“Learning the language made me feel closer to the culture,” said Lin-Cereghino, who first began learning Italian in high school. When she came to SCU, she fell in love with the Modern Languages and Literatures department and the wide range of topics she could study in Italian classes. “I’ve gotten to use a different part of my brain with Italian Studies—learning about things I’m passionate about, just in a different language,” she explains. During Lin-Cereghino’s internship, which was at the Museo Italo Americano, she created materials for Italian language classes, assisted with online art exhibits, helped with their virtual gift shop, and more. She also aided the non-profit in adjusting to the virtual environment since her internship took place during the COVID-19 pandemic. In fact, both Fellows worked completely remotely during their internships.
The fellowship experience was valuable to Ballardo and Lin-Cereghino in more ways than one. They were both able to practice the Italian language in a professional setting that connected to their career goals in addition to using skills from their other majors and minors. Ballardo’s primary major is Environmental Studies. “I definitely tried to incorporate my passion for sustainability into some of my internship projects,” she says. Lin-Cereghino, who has a minor in Urban Education, wishes to be a teacher after graduating and was able to practice her skills as an educator during her experience. “Part of my work at the Museo Italo Americano was creating classroom materials for their language classes for adults,” she says. “That was really fun—I got to pull in a lot of things that I would use in the classes I peer educate for and really draw on my knowledge of the Italian language.” Lin-Cereghino was inspired by the way the Museo taught language and brought their students a joy of learning. “It helped me contemplate how I want to form my classroom in the future,” she says.

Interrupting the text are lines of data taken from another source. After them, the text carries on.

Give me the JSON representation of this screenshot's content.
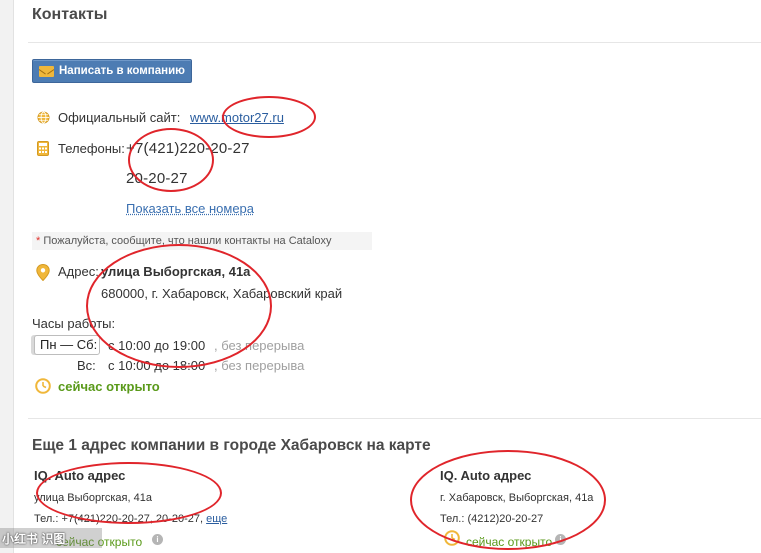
{
  "header": {
    "title": "Контакты"
  },
  "write_button": {
    "label": "Написать в компанию"
  },
  "website": {
    "label": "Официальный сайт:",
    "url": "www.motor27.ru"
  },
  "phones": {
    "label": "Телефоны:",
    "items": [
      "+7(421)220-20-27",
      "20-20-27"
    ],
    "show_all": "Показать все номера"
  },
  "notice": {
    "star": "*",
    "text": "Пожалуйста, сообщите, что нашли контакты на Cataloxy"
  },
  "address": {
    "label": "Адрес:",
    "street": "улица Выборгская, 41а",
    "city": "680000, г. Хабаровск, Хабаровский край"
  },
  "hours": {
    "title": "Часы работы:",
    "rows": [
      {
        "days": "Пн — Сб:",
        "time": "с 10:00 до 19:00",
        "note": ", без перерыва"
      },
      {
        "days": "Вс:",
        "time": "с 10:00 до 18:00",
        "note": ", без перерыва"
      }
    ],
    "open_now": "сейчас открыто"
  },
  "more": {
    "title": "Еще 1 адрес компании в городе Хабаровск на карте",
    "cards": [
      {
        "title": "IQ. Auto адрес",
        "address": "улица Выборгская, 41а",
        "phone_label": "Тел.:",
        "phones": "+7(421)220-20-27, 20-20-27,",
        "more_link": "еще",
        "status": "сейчас открыто"
      },
      {
        "title": "IQ. Auto адрес",
        "address": "г. Хабаровск, Выборгская, 41а",
        "phone_label": "Тел.:",
        "phones": "(4212)20-20-27",
        "status": "сейчас открыто"
      }
    ]
  },
  "watermark": {
    "text": "小红书 识图"
  },
  "colors": {
    "accent": "#4d7cb3",
    "link": "#2a5d9f",
    "open": "#5a9a1a",
    "annotation": "#e0252b",
    "icon": "#f0b73a"
  },
  "icons": [
    "globe-icon",
    "calculator-icon",
    "location-pin-icon",
    "clock-icon",
    "envelope-icon",
    "info-icon"
  ]
}
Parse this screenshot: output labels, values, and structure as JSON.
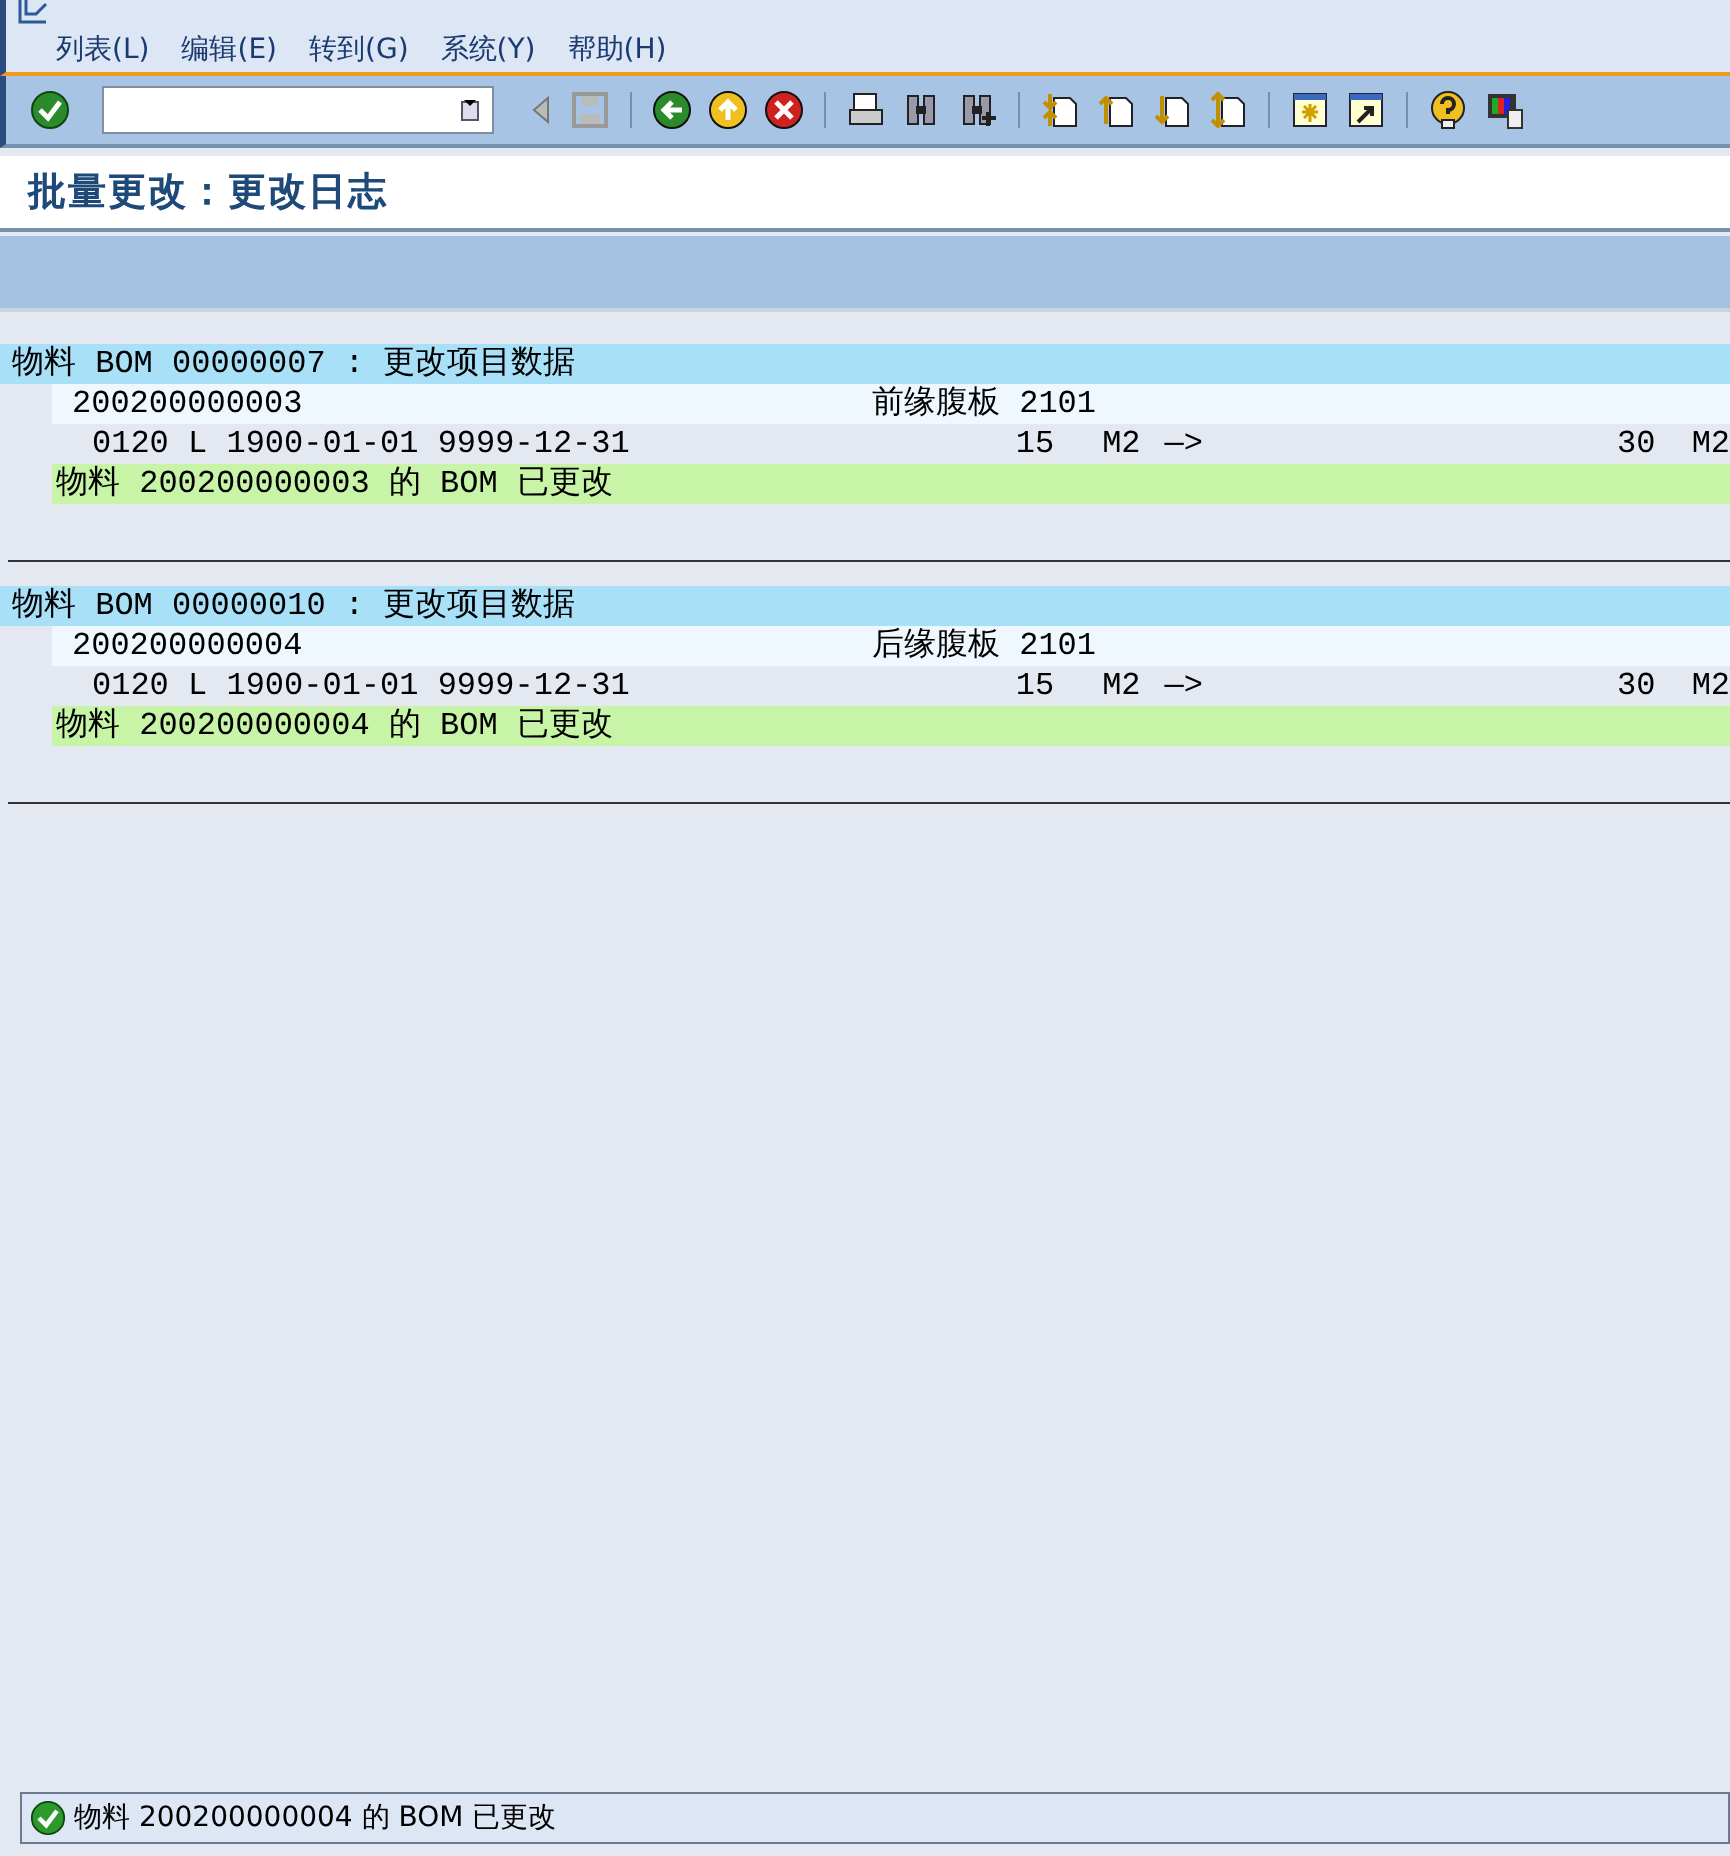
{
  "menu": [
    {
      "label": "列表(L)"
    },
    {
      "label": "编辑(E)"
    },
    {
      "label": "转到(G)"
    },
    {
      "label": "系统(Y)"
    },
    {
      "label": "帮助(H)"
    }
  ],
  "title": "批量更改：更改日志",
  "blocks": [
    {
      "header": "物料 BOM 00000007 : 更改项目数据",
      "material": "200200000003",
      "description": "前缘腹板 2101",
      "validity": "0120 L 1900-01-01 9999-12-31",
      "qty_from": "15",
      "unit_from": "M2",
      "arrow": "—>",
      "qty_to": "30",
      "unit_to": "M2",
      "message": "物料 200200000003 的 BOM 已更改"
    },
    {
      "header": "物料 BOM 00000010 : 更改项目数据",
      "material": "200200000004",
      "description": "后缘腹板 2101",
      "validity": "0120 L 1900-01-01 9999-12-31",
      "qty_from": "15",
      "unit_from": "M2",
      "arrow": "—>",
      "qty_to": "30",
      "unit_to": "M2",
      "message": "物料 200200000004 的 BOM 已更改"
    }
  ],
  "status": {
    "kind": "success",
    "message": "物料 200200000004 的 BOM 已更改"
  }
}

Ballardo and Lin-Cereghino were also able to engage with the community and learn about others’ stories. This is a very important part of the fellowship—gaining a richer understanding of the Italian culture through local and global perspectives. “Through this experience, I was able to learn more about other Italian-American experiences aside from my own, specifically regarding societal integration and discrimination that Italian-Americans have faced,” Ballardo says. Both Fellows were proud to be able to help Italian-Americans connect to their roots and learn how their culture is important to them. Lin-Cereghino explains that when many immigrant groups come to America, their history and language is lost as they are forced to assimilate to American culture. “Now, we see more and more people who want to learn the language that their parents or grandparents speak, and I think there’s something really beautiful about that—people being able to reconnect with pride. I hope it’s something that every immigrant group in the United States can experience.”